Top of DATA FOR THE TASK

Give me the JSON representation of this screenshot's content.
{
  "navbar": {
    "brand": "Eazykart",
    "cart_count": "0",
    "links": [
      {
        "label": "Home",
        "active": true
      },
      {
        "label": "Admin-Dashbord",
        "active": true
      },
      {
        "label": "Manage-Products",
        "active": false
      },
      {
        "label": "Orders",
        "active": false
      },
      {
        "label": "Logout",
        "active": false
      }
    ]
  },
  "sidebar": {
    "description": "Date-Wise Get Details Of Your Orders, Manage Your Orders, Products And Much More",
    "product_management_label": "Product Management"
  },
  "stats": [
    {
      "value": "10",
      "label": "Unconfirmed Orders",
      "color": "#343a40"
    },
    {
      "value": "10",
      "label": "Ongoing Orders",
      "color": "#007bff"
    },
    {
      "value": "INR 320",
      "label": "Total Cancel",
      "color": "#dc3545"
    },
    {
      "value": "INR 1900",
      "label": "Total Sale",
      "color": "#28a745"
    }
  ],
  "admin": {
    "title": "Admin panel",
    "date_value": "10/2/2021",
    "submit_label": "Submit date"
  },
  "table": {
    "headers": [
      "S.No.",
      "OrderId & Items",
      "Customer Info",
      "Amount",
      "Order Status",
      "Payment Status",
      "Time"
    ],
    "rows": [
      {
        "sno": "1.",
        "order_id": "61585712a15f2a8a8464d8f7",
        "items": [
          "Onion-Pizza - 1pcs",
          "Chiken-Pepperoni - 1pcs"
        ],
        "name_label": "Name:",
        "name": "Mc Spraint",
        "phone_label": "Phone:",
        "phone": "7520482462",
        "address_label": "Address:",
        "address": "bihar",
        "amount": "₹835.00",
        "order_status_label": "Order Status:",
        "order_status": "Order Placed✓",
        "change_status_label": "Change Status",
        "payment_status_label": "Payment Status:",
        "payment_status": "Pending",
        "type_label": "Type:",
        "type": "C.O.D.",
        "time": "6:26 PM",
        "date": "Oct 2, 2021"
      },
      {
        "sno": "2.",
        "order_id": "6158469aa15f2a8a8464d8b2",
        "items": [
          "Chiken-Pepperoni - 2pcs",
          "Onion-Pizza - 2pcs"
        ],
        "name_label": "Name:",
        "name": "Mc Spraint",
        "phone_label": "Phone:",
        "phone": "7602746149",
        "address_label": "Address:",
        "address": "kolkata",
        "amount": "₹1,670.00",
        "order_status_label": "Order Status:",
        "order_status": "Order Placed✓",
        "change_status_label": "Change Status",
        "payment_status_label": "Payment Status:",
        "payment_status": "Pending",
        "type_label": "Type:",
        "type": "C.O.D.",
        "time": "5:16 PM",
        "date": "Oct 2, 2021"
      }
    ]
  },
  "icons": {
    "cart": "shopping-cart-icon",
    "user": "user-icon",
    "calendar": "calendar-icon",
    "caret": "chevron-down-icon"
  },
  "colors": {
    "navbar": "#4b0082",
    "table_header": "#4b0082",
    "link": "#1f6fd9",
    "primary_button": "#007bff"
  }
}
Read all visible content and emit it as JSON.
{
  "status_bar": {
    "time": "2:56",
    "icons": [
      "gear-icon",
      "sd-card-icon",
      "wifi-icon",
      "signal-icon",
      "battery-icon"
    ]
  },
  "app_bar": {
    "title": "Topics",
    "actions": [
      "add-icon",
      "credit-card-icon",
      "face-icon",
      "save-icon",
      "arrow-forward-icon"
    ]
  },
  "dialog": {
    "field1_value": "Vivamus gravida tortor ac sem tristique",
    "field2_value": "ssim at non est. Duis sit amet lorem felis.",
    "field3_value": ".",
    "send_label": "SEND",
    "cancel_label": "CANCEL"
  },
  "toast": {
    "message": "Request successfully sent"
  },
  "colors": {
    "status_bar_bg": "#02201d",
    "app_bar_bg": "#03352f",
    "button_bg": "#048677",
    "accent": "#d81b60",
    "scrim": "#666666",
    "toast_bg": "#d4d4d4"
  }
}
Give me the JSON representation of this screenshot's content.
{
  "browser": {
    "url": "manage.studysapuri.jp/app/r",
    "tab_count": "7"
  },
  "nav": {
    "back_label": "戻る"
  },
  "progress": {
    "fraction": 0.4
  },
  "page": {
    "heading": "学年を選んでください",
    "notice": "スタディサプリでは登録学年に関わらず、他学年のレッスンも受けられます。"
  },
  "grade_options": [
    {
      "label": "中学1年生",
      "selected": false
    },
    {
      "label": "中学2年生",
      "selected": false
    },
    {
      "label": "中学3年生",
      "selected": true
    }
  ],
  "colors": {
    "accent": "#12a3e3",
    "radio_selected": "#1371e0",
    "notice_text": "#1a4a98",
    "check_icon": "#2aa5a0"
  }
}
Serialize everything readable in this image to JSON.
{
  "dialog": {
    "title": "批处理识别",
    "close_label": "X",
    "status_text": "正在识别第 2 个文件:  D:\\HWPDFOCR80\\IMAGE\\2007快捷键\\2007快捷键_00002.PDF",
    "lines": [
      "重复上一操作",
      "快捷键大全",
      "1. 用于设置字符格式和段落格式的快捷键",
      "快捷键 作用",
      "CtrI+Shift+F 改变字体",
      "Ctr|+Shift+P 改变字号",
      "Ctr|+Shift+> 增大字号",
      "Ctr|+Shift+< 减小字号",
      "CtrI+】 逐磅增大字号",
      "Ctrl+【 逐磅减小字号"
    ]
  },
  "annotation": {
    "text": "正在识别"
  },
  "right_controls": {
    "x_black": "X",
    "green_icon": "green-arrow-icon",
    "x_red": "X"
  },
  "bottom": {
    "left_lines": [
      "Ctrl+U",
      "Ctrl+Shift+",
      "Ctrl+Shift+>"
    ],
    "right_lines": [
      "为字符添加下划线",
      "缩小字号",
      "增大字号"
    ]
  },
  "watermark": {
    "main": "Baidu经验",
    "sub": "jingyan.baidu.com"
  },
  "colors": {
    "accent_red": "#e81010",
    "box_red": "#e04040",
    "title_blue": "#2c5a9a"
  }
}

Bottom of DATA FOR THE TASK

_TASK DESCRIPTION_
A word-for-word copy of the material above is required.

_ANSWER TO THIS PROBLEM_
Give me the JSON representation of this screenshot's content.
{
  "navbar": {
    "brand": "Eazykart",
    "cart_count": "0",
    "links": [
      {
        "label": "Home",
        "active": true
      },
      {
        "label": "Admin-Dashbord",
        "active": true
      },
      {
        "label": "Manage-Products",
        "active": false
      },
      {
        "label": "Orders",
        "active": false
      },
      {
        "label": "Logout",
        "active": false
      }
    ]
  },
  "sidebar": {
    "description": "Date-Wise Get Details Of Your Orders, Manage Your Orders, Products And Much More",
    "product_management_label": "Product Management"
  },
  "stats": [
    {
      "value": "10",
      "label": "Unconfirmed Orders",
      "color": "#343a40"
    },
    {
      "value": "10",
      "label": "Ongoing Orders",
      "color": "#007bff"
    },
    {
      "value": "INR 320",
      "label": "Total Cancel",
      "color": "#dc3545"
    },
    {
      "value": "INR 1900",
      "label": "Total Sale",
      "color": "#28a745"
    }
  ],
  "admin": {
    "title": "Admin panel",
    "date_value": "10/2/2021",
    "submit_label": "Submit date"
  },
  "table": {
    "headers": [
      "S.No.",
      "OrderId & Items",
      "Customer Info",
      "Amount",
      "Order Status",
      "Payment Status",
      "Time"
    ],
    "rows": [
      {
        "sno": "1.",
        "order_id": "61585712a15f2a8a8464d8f7",
        "items": [
          "Onion-Pizza - 1pcs",
          "Chiken-Pepperoni - 1pcs"
        ],
        "name_label": "Name:",
        "name": "Mc Spraint",
        "phone_label": "Phone:",
        "phone": "7520482462",
        "address_label": "Address:",
        "address": "bihar",
        "amount": "₹835.00",
        "order_status_label": "Order Status:",
        "order_status": "Order Placed✓",
        "change_status_label": "Change Status",
        "payment_status_label": "Payment Status:",
        "payment_status": "Pending",
        "type_label": "Type:",
        "type": "C.O.D.",
        "time": "6:26 PM",
        "date": "Oct 2, 2021"
      },
      {
        "sno": "2.",
        "order_id": "6158469aa15f2a8a8464d8b2",
        "items": [
          "Chiken-Pepperoni - 2pcs",
          "Onion-Pizza - 2pcs"
        ],
        "name_label": "Name:",
        "name": "Mc Spraint",
        "phone_label": "Phone:",
        "phone": "7602746149",
        "address_label": "Address:",
        "address": "kolkata",
        "amount": "₹1,670.00",
        "order_status_label": "Order Status:",
        "order_status": "Order Placed✓",
        "change_status_label": "Change Status",
        "payment_status_label": "Payment Status:",
        "payment_status": "Pending",
        "type_label": "Type:",
        "type": "C.O.D.",
        "time": "5:16 PM",
        "date": "Oct 2, 2021"
      }
    ]
  },
  "icons": {
    "cart": "shopping-cart-icon",
    "user": "user-icon",
    "calendar": "calendar-icon",
    "caret": "chevron-down-icon"
  },
  "colors": {
    "navbar": "#4b0082",
    "table_header": "#4b0082",
    "link": "#1f6fd9",
    "primary_button": "#007bff"
  }
}
Read all visible content and emit it as JSON.
{
  "status_bar": {
    "time": "2:56",
    "icons": [
      "gear-icon",
      "sd-card-icon",
      "wifi-icon",
      "signal-icon",
      "battery-icon"
    ]
  },
  "app_bar": {
    "title": "Topics",
    "actions": [
      "add-icon",
      "credit-card-icon",
      "face-icon",
      "save-icon",
      "arrow-forward-icon"
    ]
  },
  "dialog": {
    "field1_value": "Vivamus gravida tortor ac sem tristique",
    "field2_value": "ssim at non est. Duis sit amet lorem felis.",
    "field3_value": ".",
    "send_label": "SEND",
    "cancel_label": "CANCEL"
  },
  "toast": {
    "message": "Request successfully sent"
  },
  "colors": {
    "status_bar_bg": "#02201d",
    "app_bar_bg": "#03352f",
    "button_bg": "#048677",
    "accent": "#d81b60",
    "scrim": "#666666",
    "toast_bg": "#d4d4d4"
  }
}
Give me the JSON representation of this screenshot's content.
{
  "browser": {
    "url": "manage.studysapuri.jp/app/r",
    "tab_count": "7"
  },
  "nav": {
    "back_label": "戻る"
  },
  "progress": {
    "fraction": 0.4
  },
  "page": {
    "heading": "学年を選んでください",
    "notice": "スタディサプリでは登録学年に関わらず、他学年のレッスンも受けられます。"
  },
  "grade_options": [
    {
      "label": "中学1年生",
      "selected": false
    },
    {
      "label": "中学2年生",
      "selected": false
    },
    {
      "label": "中学3年生",
      "selected": true
    }
  ],
  "colors": {
    "accent": "#12a3e3",
    "radio_selected": "#1371e0",
    "notice_text": "#1a4a98",
    "check_icon": "#2aa5a0"
  }
}
Serialize everything readable in this image to JSON.
{
  "dialog": {
    "title": "批处理识别",
    "close_label": "X",
    "status_text": "正在识别第 2 个文件:  D:\\HWPDFOCR80\\IMAGE\\2007快捷键\\2007快捷键_00002.PDF",
    "lines": [
      "重复上一操作",
      "快捷键大全",
      "1. 用于设置字符格式和段落格式的快捷键",
      "快捷键 作用",
      "CtrI+Shift+F 改变字体",
      "Ctr|+Shift+P 改变字号",
      "Ctr|+Shift+> 增大字号",
      "Ctr|+Shift+< 减小字号",
      "CtrI+】 逐磅增大字号",
      "Ctrl+【 逐磅减小字号"
    ]
  },
  "annotation": {
    "text": "正在识别"
  },
  "right_controls": {
    "x_black": "X",
    "green_icon": "green-arrow-icon",
    "x_red": "X"
  },
  "bottom": {
    "left_lines": [
      "Ctrl+U",
      "Ctrl+Shift+",
      "Ctrl+Shift+>"
    ],
    "right_lines": [
      "为字符添加下划线",
      "缩小字号",
      "增大字号"
    ]
  },
  "watermark": {
    "main": "Baidu经验",
    "sub": "jingyan.baidu.com"
  },
  "colors": {
    "accent_red": "#e81010",
    "box_red": "#e04040",
    "title_blue": "#2c5a9a"
  }
}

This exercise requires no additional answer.